__Work request__: Lines from the records below that contain the word "PRIX" are to be copied out.
Provided entries Start Marker
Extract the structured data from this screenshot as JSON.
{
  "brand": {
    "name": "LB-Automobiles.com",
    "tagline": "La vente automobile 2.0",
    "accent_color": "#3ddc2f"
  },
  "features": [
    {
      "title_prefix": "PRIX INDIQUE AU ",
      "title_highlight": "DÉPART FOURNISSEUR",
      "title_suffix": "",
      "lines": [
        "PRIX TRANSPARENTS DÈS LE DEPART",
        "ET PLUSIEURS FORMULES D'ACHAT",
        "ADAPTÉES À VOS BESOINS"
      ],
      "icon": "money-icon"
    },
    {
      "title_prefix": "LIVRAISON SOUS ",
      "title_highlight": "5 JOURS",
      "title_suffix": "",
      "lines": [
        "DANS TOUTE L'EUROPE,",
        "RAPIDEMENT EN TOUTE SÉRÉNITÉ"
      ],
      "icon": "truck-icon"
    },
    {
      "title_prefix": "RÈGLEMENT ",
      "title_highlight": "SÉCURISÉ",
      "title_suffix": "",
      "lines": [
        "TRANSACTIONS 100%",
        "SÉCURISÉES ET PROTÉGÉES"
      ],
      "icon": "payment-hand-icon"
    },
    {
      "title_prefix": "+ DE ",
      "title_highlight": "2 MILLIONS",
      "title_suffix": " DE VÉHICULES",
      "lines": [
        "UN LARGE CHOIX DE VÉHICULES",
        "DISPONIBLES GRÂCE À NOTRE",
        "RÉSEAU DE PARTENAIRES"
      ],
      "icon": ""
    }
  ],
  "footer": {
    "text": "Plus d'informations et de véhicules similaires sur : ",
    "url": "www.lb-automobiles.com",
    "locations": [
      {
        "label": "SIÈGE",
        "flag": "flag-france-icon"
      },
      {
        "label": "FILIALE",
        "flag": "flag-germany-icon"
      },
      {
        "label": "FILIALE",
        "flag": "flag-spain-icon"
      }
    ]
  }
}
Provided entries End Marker
__Answer for this exercise__:
      "title_prefix": "PRIX INDIQUE AU ",
        "PRIX TRANSPARENTS DÈS LE DEPART",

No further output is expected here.